The global demand for ivory has threatened African elephants for years. Poaching - which hunts the largest and oldest individuals for their tusks, generally female - is estimated to have killed 100,000 individuals between 2010 and 2012. As a consequence, the average age of adult elephants has decreased significantly.
Despite a 70% drop in individuals, the team demonstrates how elephant mothers shape the social life of their daughters
However, a new study, published in the journal Current Biology, reveals that poaching does not prevent groups of elephants, highly structured in matriarchal societies, from reorganizing and remaining stable when they lose their family or companions.
Scientists at Colorado State University (USA) have analyzed the behavior patterns of adult elephants in the Samburu National Reserve in northern Kenya for 16 years. Despite the decrease of 70% of the individuals, the team shows how elephant mothers shape the social life of their daughters who take over from their mothers.
"What most surprised us was the solidity and resistance of the social structure of the elephants in the face of the loss of many of their old matriarchs, who represent the social nucleus," says Shifra Goldenberg, lead author of the study and researcher at the university U.S.
In many other societies, by eliminating the main connectors, the system collapses. In other cases, young elephants insert themselves into new families when they kill their entire family. However, in the case of the Samburu elephants, "young females actively rebuild their social bonds when they lose an important social partner," Goldenberg notes.
Following in the footsteps of their mothers
The scientists also observed that the social position of the young elephants was very predictable. "Shortly after the killings, we were surprised to see some elephants associating with each other, but according to our long-term records, the mothers of these calves already knew each other," explains the researcher.
The new social ties of the young people were therefore not so surprising for the experts, among whom Iain Douglas-Hamilton, founder of the Save the Elephants association, has participated. "The calves accessed the social networks of their mothers to recreate the same social structure, essential for the society of the elephants," emphasizes Sinc Goldenberg.

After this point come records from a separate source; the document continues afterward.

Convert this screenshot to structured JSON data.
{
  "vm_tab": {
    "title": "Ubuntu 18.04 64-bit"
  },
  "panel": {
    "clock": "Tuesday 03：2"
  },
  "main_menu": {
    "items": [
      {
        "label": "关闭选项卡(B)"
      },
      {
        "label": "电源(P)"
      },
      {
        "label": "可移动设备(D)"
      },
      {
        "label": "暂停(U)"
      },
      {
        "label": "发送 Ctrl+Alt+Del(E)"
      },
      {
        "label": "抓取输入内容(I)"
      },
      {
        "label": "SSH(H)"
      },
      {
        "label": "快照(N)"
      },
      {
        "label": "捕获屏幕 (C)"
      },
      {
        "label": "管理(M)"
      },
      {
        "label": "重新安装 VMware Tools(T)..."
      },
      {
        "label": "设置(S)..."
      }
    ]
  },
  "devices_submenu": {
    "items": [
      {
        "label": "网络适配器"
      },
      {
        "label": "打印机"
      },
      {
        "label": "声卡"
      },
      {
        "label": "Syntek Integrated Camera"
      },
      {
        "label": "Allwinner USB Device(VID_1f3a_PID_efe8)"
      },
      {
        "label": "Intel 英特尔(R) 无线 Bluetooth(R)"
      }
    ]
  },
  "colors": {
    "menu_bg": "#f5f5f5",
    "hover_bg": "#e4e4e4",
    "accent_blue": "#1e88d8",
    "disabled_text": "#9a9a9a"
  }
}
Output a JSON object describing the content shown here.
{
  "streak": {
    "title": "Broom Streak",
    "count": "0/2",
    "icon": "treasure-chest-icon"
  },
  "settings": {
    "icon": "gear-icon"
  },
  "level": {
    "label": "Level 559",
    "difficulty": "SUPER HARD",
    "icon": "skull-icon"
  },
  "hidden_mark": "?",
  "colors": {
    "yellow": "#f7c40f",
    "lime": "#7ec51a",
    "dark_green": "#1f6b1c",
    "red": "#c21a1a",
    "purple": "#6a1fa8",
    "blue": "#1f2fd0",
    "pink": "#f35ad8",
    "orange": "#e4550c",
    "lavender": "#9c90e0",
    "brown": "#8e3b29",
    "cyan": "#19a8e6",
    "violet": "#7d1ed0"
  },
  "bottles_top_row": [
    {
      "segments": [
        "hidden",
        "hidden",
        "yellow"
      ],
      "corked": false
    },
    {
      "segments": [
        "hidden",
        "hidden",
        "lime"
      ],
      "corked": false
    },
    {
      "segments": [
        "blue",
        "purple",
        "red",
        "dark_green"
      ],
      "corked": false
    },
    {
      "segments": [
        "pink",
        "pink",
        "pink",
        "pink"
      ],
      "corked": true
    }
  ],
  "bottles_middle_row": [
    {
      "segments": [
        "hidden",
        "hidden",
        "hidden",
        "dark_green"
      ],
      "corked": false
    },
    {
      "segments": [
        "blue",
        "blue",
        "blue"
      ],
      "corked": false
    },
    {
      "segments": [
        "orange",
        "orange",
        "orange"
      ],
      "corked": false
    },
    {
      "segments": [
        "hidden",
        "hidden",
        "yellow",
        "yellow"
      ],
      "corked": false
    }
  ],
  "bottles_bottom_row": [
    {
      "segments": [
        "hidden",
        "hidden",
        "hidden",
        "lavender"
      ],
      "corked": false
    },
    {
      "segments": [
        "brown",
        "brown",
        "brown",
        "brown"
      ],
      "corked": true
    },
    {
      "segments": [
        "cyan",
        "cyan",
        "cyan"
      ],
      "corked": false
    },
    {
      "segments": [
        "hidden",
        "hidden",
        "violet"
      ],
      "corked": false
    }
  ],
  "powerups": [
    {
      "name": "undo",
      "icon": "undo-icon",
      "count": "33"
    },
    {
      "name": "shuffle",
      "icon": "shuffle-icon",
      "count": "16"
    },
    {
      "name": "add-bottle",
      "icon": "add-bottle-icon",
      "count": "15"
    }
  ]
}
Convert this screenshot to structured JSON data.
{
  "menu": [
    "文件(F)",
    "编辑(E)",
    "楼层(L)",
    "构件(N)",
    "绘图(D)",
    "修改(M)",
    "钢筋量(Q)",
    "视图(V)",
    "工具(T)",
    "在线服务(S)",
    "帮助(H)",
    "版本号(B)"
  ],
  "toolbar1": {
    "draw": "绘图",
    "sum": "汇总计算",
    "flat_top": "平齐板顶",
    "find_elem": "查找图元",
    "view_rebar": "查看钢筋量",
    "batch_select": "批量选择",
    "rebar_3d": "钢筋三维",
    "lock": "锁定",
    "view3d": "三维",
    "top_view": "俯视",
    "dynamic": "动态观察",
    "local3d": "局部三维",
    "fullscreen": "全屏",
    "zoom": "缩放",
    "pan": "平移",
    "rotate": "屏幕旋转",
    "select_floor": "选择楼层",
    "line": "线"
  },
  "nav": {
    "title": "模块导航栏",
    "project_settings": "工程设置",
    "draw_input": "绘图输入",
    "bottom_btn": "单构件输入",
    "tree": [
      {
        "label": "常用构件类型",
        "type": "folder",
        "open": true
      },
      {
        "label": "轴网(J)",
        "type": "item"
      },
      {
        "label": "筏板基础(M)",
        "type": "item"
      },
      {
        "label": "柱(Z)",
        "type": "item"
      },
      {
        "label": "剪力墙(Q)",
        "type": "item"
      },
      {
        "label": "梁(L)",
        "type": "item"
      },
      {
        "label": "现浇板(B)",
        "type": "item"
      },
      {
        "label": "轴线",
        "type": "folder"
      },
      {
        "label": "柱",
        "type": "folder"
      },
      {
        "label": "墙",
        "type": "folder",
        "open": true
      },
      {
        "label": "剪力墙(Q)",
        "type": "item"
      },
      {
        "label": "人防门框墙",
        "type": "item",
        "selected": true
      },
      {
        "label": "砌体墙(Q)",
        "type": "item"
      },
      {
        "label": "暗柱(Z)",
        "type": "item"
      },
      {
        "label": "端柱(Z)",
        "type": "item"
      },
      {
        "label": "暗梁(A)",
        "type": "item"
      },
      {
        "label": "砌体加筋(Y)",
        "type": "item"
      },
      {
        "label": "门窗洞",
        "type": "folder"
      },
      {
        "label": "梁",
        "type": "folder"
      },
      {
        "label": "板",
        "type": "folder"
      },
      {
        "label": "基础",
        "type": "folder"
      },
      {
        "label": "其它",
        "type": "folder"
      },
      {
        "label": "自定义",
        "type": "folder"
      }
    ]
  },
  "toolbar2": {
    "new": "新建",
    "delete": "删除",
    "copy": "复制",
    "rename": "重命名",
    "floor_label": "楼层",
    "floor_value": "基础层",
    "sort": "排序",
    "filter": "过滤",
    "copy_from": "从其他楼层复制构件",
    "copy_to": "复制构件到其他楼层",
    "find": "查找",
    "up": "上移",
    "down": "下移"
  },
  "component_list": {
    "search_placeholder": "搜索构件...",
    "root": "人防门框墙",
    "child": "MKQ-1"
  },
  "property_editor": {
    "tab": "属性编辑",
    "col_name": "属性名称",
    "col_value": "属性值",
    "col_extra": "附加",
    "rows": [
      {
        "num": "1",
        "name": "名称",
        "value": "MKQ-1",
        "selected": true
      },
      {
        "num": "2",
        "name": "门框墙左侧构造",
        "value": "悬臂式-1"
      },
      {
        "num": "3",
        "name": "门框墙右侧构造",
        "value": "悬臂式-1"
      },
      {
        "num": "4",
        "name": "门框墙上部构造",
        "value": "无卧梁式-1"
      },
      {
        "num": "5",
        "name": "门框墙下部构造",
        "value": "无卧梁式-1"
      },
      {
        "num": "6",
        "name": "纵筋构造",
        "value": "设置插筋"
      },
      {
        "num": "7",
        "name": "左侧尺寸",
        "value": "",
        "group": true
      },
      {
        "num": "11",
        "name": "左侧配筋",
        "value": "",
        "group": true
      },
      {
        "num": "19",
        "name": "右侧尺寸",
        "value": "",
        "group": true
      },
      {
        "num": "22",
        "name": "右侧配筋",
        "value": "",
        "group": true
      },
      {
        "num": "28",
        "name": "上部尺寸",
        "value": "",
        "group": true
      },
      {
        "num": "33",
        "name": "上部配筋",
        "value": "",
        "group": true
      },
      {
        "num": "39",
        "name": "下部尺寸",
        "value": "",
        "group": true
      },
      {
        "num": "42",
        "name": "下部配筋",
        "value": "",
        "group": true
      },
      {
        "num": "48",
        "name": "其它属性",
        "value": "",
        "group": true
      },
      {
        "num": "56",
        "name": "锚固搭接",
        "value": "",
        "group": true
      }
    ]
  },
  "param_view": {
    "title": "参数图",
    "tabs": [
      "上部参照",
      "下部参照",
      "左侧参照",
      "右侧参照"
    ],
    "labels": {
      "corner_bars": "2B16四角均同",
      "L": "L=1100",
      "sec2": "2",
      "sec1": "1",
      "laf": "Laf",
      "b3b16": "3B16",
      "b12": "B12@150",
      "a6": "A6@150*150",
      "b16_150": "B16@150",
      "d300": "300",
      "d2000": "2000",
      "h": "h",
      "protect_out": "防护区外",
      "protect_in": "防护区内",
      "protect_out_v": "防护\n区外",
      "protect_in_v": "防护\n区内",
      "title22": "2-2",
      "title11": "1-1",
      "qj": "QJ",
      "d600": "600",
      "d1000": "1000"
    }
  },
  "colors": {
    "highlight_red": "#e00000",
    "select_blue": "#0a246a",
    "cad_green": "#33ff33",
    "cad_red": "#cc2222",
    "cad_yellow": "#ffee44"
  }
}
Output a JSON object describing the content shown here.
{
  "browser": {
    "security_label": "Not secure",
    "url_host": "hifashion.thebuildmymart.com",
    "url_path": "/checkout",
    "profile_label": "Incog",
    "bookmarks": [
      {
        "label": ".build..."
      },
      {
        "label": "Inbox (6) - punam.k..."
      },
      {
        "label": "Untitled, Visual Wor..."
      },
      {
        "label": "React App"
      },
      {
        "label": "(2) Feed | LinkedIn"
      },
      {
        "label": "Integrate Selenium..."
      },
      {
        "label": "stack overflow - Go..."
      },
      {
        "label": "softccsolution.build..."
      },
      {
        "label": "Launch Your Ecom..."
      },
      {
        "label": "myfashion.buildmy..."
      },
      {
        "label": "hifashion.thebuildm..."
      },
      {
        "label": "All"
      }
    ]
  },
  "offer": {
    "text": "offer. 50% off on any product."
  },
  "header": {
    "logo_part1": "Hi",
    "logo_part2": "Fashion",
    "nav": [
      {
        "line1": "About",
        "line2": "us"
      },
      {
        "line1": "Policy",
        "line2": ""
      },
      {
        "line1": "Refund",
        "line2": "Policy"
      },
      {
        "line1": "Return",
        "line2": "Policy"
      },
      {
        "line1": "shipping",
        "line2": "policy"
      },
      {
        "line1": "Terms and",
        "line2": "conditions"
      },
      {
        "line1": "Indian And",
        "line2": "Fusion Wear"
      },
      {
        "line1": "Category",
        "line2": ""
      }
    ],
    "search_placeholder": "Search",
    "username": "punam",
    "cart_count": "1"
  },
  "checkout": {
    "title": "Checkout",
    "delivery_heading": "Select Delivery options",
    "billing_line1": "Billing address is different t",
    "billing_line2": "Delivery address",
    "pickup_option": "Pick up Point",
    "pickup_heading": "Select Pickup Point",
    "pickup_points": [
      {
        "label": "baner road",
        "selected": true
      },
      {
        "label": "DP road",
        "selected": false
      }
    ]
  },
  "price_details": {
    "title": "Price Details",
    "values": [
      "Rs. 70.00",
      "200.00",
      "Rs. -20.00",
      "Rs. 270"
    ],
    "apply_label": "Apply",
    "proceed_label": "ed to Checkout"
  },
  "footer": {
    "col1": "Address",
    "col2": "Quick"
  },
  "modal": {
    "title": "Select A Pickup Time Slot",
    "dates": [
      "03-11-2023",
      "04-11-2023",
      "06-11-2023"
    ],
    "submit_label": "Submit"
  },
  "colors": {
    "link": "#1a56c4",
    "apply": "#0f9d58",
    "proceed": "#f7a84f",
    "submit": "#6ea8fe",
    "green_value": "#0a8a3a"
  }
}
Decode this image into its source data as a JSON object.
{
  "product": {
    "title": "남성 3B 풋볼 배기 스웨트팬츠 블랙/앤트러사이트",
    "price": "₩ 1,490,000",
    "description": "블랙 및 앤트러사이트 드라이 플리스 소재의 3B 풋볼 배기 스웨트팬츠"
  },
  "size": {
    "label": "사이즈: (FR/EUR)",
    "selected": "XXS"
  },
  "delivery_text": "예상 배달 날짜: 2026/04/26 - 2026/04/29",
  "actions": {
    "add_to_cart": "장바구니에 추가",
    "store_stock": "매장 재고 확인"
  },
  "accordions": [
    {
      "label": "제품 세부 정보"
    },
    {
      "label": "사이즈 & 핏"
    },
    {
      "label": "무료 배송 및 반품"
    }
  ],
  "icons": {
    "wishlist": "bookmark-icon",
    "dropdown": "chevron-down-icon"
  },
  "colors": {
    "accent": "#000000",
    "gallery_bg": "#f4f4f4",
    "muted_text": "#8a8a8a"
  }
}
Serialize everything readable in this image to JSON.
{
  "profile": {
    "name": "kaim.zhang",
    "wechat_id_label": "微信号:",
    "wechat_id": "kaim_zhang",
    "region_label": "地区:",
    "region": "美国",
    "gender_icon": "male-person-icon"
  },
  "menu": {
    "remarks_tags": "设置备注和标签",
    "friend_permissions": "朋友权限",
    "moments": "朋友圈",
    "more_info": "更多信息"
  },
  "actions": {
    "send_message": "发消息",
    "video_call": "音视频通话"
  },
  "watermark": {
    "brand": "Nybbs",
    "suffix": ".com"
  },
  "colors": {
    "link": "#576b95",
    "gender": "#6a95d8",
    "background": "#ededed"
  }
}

But while their social ties appear to be quite resilient despite poaching, the long-term demographic effects of the loss of mother or family remain to be seen. "This question is going to be really critical to quantify the indirect effects of poaching on elephant populations," concludes Sinc Georges Wittemyer, co-author of the study and researcher at the American university.
Photo: Two young elephants from different families interact under the watchful eye of an older relative. / Shifra Goldenberg